(The problem) Repeat the records verbatim and leave the pictures out of your copy.

Component data from apps and pages:
*** Block opens ***
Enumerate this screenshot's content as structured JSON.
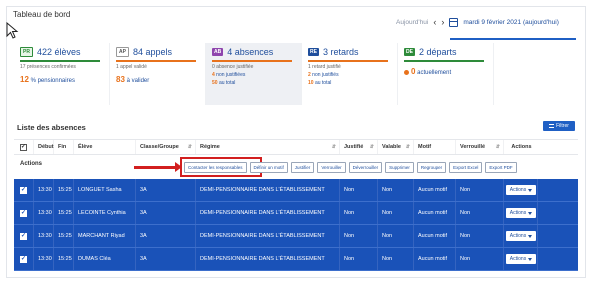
{
  "header": {
    "title": "Tableau de bord",
    "today_label": "Aujourd'hui",
    "date": "mardi 9 février 2021 (aujourd'hui)"
  },
  "cards": [
    {
      "badge": "PR",
      "value": "422 élèves",
      "bar_color": "#2e8b3a",
      "sub": "17 présences confirmées",
      "line2_num": "12",
      "line2_text": "% pensionnaires"
    },
    {
      "badge": "AP",
      "value": "84 appels",
      "bar_color": "#e8721c",
      "sub": "1 appel validé",
      "line2_num": "83",
      "line2_text": "à valider"
    },
    {
      "badge": "AB",
      "value": "4 absences",
      "bar_color": "#e8721c",
      "sub": "0 absence justifiée",
      "line2_num": "4",
      "line2_text": "non justifiées",
      "line3_num": "50",
      "line3_text": "au total"
    },
    {
      "badge": "RE",
      "value": "3 retards",
      "bar_color": "#e8721c",
      "sub": "1 retard justifié",
      "line2_num": "2",
      "line2_text": "non justifiés",
      "line3_num": "10",
      "line3_text": "au total"
    },
    {
      "badge": "DE",
      "value": "2 départs",
      "bar_color": "#2e8b3a",
      "sub": "",
      "line2_num": "0",
      "line2_text": "actuellement"
    }
  ],
  "list": {
    "title": "Liste des absences",
    "filter_label": "Filtrer"
  },
  "table": {
    "columns": [
      "Début",
      "Fin",
      "Élève",
      "Classe/Groupe",
      "Régime",
      "Justifié",
      "Valable",
      "Motif",
      "Verrouillé",
      "Actions"
    ],
    "actions_label": "Actions",
    "action_buttons": [
      "Contacter les responsables",
      "Définir un motif",
      "Justifier",
      "Verrouiller",
      "Déverrouiller",
      "Supprimer",
      "Regrouper",
      "Export Excel",
      "Export PDF"
    ],
    "rows": [
      {
        "debut": "13:30",
        "fin": "15:25",
        "eleve": "LONGUET Sasha",
        "classe": "3A",
        "regime": "DEMI-PENSIONNAIRE DANS L'ÉTABLISSEMENT",
        "justifie": "Non",
        "valable": "Non",
        "motif": "Aucun motif",
        "verrouille": "Non",
        "action": "Actions"
      },
      {
        "debut": "13:30",
        "fin": "15:25",
        "eleve": "LECOINTE Cynthia",
        "classe": "3A",
        "regime": "DEMI-PENSIONNAIRE DANS L'ÉTABLISSEMENT",
        "justifie": "Non",
        "valable": "Non",
        "motif": "Aucun motif",
        "verrouille": "Non",
        "action": "Actions"
      },
      {
        "debut": "13:30",
        "fin": "15:25",
        "eleve": "MARCHANT Riyad",
        "classe": "3A",
        "regime": "DEMI-PENSIONNAIRE DANS L'ÉTABLISSEMENT",
        "justifie": "Non",
        "valable": "Non",
        "motif": "Aucun motif",
        "verrouille": "Non",
        "action": "Actions"
      },
      {
        "debut": "13:30",
        "fin": "15:25",
        "eleve": "DUMAS Cléa",
        "classe": "3A",
        "regime": "DEMI-PENSIONNAIRE DANS L'ÉTABLISSEMENT",
        "justifie": "Non",
        "valable": "Non",
        "motif": "Aucun motif",
        "verrouille": "Non",
        "action": "Actions"
      }
    ]
  }
}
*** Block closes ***
(Result below)
Enumerate this screenshot's content as structured JSON.
{
  "header": {
    "title": "Tableau de bord",
    "today_label": "Aujourd'hui",
    "date": "mardi 9 février 2021 (aujourd'hui)"
  },
  "cards": [
    {
      "badge": "PR",
      "value": "422 élèves",
      "bar_color": "#2e8b3a",
      "sub": "17 présences confirmées",
      "line2_num": "12",
      "line2_text": "% pensionnaires"
    },
    {
      "badge": "AP",
      "value": "84 appels",
      "bar_color": "#e8721c",
      "sub": "1 appel validé",
      "line2_num": "83",
      "line2_text": "à valider"
    },
    {
      "badge": "AB",
      "value": "4 absences",
      "bar_color": "#e8721c",
      "sub": "0 absence justifiée",
      "line2_num": "4",
      "line2_text": "non justifiées",
      "line3_num": "50",
      "line3_text": "au total"
    },
    {
      "badge": "RE",
      "value": "3 retards",
      "bar_color": "#e8721c",
      "sub": "1 retard justifié",
      "line2_num": "2",
      "line2_text": "non justifiés",
      "line3_num": "10",
      "line3_text": "au total"
    },
    {
      "badge": "DE",
      "value": "2 départs",
      "bar_color": "#2e8b3a",
      "sub": "",
      "line2_num": "0",
      "line2_text": "actuellement"
    }
  ],
  "list": {
    "title": "Liste des absences",
    "filter_label": "Filtrer"
  },
  "table": {
    "columns": [
      "Début",
      "Fin",
      "Élève",
      "Classe/Groupe",
      "Régime",
      "Justifié",
      "Valable",
      "Motif",
      "Verrouillé",
      "Actions"
    ],
    "actions_label": "Actions",
    "action_buttons": [
      "Contacter les responsables",
      "Définir un motif",
      "Justifier",
      "Verrouiller",
      "Déverrouiller",
      "Supprimer",
      "Regrouper",
      "Export Excel",
      "Export PDF"
    ],
    "rows": [
      {
        "debut": "13:30",
        "fin": "15:25",
        "eleve": "LONGUET Sasha",
        "classe": "3A",
        "regime": "DEMI-PENSIONNAIRE DANS L'ÉTABLISSEMENT",
        "justifie": "Non",
        "valable": "Non",
        "motif": "Aucun motif",
        "verrouille": "Non",
        "action": "Actions"
      },
      {
        "debut": "13:30",
        "fin": "15:25",
        "eleve": "LECOINTE Cynthia",
        "classe": "3A",
        "regime": "DEMI-PENSIONNAIRE DANS L'ÉTABLISSEMENT",
        "justifie": "Non",
        "valable": "Non",
        "motif": "Aucun motif",
        "verrouille": "Non",
        "action": "Actions"
      },
      {
        "debut": "13:30",
        "fin": "15:25",
        "eleve": "MARCHANT Riyad",
        "classe": "3A",
        "regime": "DEMI-PENSIONNAIRE DANS L'ÉTABLISSEMENT",
        "justifie": "Non",
        "valable": "Non",
        "motif": "Aucun motif",
        "verrouille": "Non",
        "action": "Actions"
      },
      {
        "debut": "13:30",
        "fin": "15:25",
        "eleve": "DUMAS Cléa",
        "classe": "3A",
        "regime": "DEMI-PENSIONNAIRE DANS L'ÉTABLISSEMENT",
        "justifie": "Non",
        "valable": "Non",
        "motif": "Aucun motif",
        "verrouille": "Non",
        "action": "Actions"
      }
    ]
  }
}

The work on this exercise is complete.